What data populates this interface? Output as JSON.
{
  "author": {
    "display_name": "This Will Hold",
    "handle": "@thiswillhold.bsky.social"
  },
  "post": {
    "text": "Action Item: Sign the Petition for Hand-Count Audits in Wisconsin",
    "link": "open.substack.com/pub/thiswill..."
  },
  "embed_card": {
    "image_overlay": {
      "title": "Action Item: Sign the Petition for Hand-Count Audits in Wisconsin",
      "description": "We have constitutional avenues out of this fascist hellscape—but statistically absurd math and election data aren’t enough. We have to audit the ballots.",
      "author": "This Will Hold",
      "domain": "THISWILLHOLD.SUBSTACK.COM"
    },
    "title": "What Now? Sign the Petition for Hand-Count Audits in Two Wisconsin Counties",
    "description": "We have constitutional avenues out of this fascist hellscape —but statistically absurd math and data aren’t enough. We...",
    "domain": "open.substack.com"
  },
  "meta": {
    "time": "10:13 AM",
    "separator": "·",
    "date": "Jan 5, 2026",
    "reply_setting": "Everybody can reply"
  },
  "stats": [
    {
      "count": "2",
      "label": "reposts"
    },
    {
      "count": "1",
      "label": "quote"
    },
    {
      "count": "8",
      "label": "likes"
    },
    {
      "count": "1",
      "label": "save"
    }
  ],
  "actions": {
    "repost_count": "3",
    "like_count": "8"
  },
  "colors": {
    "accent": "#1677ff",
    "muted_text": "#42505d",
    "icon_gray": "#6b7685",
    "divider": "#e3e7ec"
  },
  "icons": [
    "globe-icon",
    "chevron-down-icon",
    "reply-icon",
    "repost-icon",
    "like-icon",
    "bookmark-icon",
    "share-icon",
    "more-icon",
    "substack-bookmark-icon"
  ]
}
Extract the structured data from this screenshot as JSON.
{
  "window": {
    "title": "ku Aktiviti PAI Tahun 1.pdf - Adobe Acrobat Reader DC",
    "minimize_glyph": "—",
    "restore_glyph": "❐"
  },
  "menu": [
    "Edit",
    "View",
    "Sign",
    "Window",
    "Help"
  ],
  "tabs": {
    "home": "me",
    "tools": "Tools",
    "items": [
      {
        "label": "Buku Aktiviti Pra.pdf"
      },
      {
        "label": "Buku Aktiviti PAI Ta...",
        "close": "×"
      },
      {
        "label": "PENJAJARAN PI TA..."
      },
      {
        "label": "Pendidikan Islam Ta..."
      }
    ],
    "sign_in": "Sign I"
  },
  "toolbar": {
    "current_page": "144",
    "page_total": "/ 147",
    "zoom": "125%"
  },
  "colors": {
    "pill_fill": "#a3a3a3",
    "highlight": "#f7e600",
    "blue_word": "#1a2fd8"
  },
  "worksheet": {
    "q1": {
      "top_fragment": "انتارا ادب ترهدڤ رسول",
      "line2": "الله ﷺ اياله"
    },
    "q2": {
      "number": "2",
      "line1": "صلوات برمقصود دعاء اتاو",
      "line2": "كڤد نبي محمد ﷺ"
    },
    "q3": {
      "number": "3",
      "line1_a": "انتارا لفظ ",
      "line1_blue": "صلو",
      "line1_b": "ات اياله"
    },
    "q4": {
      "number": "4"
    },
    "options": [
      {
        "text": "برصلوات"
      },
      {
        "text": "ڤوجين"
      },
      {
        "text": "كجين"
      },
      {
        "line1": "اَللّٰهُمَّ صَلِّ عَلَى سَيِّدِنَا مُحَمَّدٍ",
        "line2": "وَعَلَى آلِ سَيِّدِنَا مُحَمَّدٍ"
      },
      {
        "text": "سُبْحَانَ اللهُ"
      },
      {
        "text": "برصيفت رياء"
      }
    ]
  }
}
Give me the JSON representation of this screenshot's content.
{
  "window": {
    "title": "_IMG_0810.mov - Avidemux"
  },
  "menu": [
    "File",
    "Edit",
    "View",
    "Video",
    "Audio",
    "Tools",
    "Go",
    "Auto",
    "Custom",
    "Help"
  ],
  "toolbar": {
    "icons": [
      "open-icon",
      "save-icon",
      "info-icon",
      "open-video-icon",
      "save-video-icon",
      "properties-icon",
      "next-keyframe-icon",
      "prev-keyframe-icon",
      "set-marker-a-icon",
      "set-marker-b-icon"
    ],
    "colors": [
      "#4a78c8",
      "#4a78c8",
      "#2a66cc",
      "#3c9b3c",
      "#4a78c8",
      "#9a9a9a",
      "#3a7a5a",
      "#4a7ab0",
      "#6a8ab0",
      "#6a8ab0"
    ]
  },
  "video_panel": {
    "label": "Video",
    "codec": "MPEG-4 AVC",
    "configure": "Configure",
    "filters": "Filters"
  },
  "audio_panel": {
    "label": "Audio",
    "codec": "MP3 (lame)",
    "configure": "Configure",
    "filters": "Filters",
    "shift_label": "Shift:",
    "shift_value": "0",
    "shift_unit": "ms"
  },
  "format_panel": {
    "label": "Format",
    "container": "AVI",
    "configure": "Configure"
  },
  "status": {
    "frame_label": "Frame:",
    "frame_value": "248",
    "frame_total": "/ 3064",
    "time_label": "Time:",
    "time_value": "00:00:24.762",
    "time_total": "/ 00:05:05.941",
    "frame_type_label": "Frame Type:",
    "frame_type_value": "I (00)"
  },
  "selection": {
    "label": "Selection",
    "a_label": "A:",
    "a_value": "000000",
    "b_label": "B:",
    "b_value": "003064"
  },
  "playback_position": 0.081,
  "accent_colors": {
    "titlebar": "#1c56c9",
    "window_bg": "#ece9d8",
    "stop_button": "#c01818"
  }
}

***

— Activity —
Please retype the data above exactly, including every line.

— Result of this exercise —
What data populates this interface? Output as JSON.
{
  "author": {
    "display_name": "This Will Hold",
    "handle": "@thiswillhold.bsky.social"
  },
  "post": {
    "text": "Action Item: Sign the Petition for Hand-Count Audits in Wisconsin",
    "link": "open.substack.com/pub/thiswill..."
  },
  "embed_card": {
    "image_overlay": {
      "title": "Action Item: Sign the Petition for Hand-Count Audits in Wisconsin",
      "description": "We have constitutional avenues out of this fascist hellscape—but statistically absurd math and election data aren’t enough. We have to audit the ballots.",
      "author": "This Will Hold",
      "domain": "THISWILLHOLD.SUBSTACK.COM"
    },
    "title": "What Now? Sign the Petition for Hand-Count Audits in Two Wisconsin Counties",
    "description": "We have constitutional avenues out of this fascist hellscape —but statistically absurd math and data aren’t enough. We...",
    "domain": "open.substack.com"
  },
  "meta": {
    "time": "10:13 AM",
    "separator": "·",
    "date": "Jan 5, 2026",
    "reply_setting": "Everybody can reply"
  },
  "stats": [
    {
      "count": "2",
      "label": "reposts"
    },
    {
      "count": "1",
      "label": "quote"
    },
    {
      "count": "8",
      "label": "likes"
    },
    {
      "count": "1",
      "label": "save"
    }
  ],
  "actions": {
    "repost_count": "3",
    "like_count": "8"
  },
  "colors": {
    "accent": "#1677ff",
    "muted_text": "#42505d",
    "icon_gray": "#6b7685",
    "divider": "#e3e7ec"
  },
  "icons": [
    "globe-icon",
    "chevron-down-icon",
    "reply-icon",
    "repost-icon",
    "like-icon",
    "bookmark-icon",
    "share-icon",
    "more-icon",
    "substack-bookmark-icon"
  ]
}
Extract the structured data from this screenshot as JSON.
{
  "window": {
    "title": "ku Aktiviti PAI Tahun 1.pdf - Adobe Acrobat Reader DC",
    "minimize_glyph": "—",
    "restore_glyph": "❐"
  },
  "menu": [
    "Edit",
    "View",
    "Sign",
    "Window",
    "Help"
  ],
  "tabs": {
    "home": "me",
    "tools": "Tools",
    "items": [
      {
        "label": "Buku Aktiviti Pra.pdf"
      },
      {
        "label": "Buku Aktiviti PAI Ta...",
        "close": "×"
      },
      {
        "label": "PENJAJARAN PI TA..."
      },
      {
        "label": "Pendidikan Islam Ta..."
      }
    ],
    "sign_in": "Sign I"
  },
  "toolbar": {
    "current_page": "144",
    "page_total": "/ 147",
    "zoom": "125%"
  },
  "colors": {
    "pill_fill": "#a3a3a3",
    "highlight": "#f7e600",
    "blue_word": "#1a2fd8"
  },
  "worksheet": {
    "q1": {
      "top_fragment": "انتارا ادب ترهدڤ رسول",
      "line2": "الله ﷺ اياله"
    },
    "q2": {
      "number": "2",
      "line1": "صلوات برمقصود دعاء اتاو",
      "line2": "كڤد نبي محمد ﷺ"
    },
    "q3": {
      "number": "3",
      "line1_a": "انتارا لفظ ",
      "line1_blue": "صلو",
      "line1_b": "ات اياله"
    },
    "q4": {
      "number": "4"
    },
    "options": [
      {
        "text": "برصلوات"
      },
      {
        "text": "ڤوجين"
      },
      {
        "text": "كجين"
      },
      {
        "line1": "اَللّٰهُمَّ صَلِّ عَلَى سَيِّدِنَا مُحَمَّدٍ",
        "line2": "وَعَلَى آلِ سَيِّدِنَا مُحَمَّدٍ"
      },
      {
        "text": "سُبْحَانَ اللهُ"
      },
      {
        "text": "برصيفت رياء"
      }
    ]
  }
}
Give me the JSON representation of this screenshot's content.
{
  "window": {
    "title": "_IMG_0810.mov - Avidemux"
  },
  "menu": [
    "File",
    "Edit",
    "View",
    "Video",
    "Audio",
    "Tools",
    "Go",
    "Auto",
    "Custom",
    "Help"
  ],
  "toolbar": {
    "icons": [
      "open-icon",
      "save-icon",
      "info-icon",
      "open-video-icon",
      "save-video-icon",
      "properties-icon",
      "next-keyframe-icon",
      "prev-keyframe-icon",
      "set-marker-a-icon",
      "set-marker-b-icon"
    ],
    "colors": [
      "#4a78c8",
      "#4a78c8",
      "#2a66cc",
      "#3c9b3c",
      "#4a78c8",
      "#9a9a9a",
      "#3a7a5a",
      "#4a7ab0",
      "#6a8ab0",
      "#6a8ab0"
    ]
  },
  "video_panel": {
    "label": "Video",
    "codec": "MPEG-4 AVC",
    "configure": "Configure",
    "filters": "Filters"
  },
  "audio_panel": {
    "label": "Audio",
    "codec": "MP3 (lame)",
    "configure": "Configure",
    "filters": "Filters",
    "shift_label": "Shift:",
    "shift_value": "0",
    "shift_unit": "ms"
  },
  "format_panel": {
    "label": "Format",
    "container": "AVI",
    "configure": "Configure"
  },
  "status": {
    "frame_label": "Frame:",
    "frame_value": "248",
    "frame_total": "/ 3064",
    "time_label": "Time:",
    "time_value": "00:00:24.762",
    "time_total": "/ 00:05:05.941",
    "frame_type_label": "Frame Type:",
    "frame_type_value": "I (00)"
  },
  "selection": {
    "label": "Selection",
    "a_label": "A:",
    "a_value": "000000",
    "b_label": "B:",
    "b_value": "003064"
  },
  "playback_position": 0.081,
  "accent_colors": {
    "titlebar": "#1c56c9",
    "window_bg": "#ece9d8",
    "stop_button": "#c01818"
  }
}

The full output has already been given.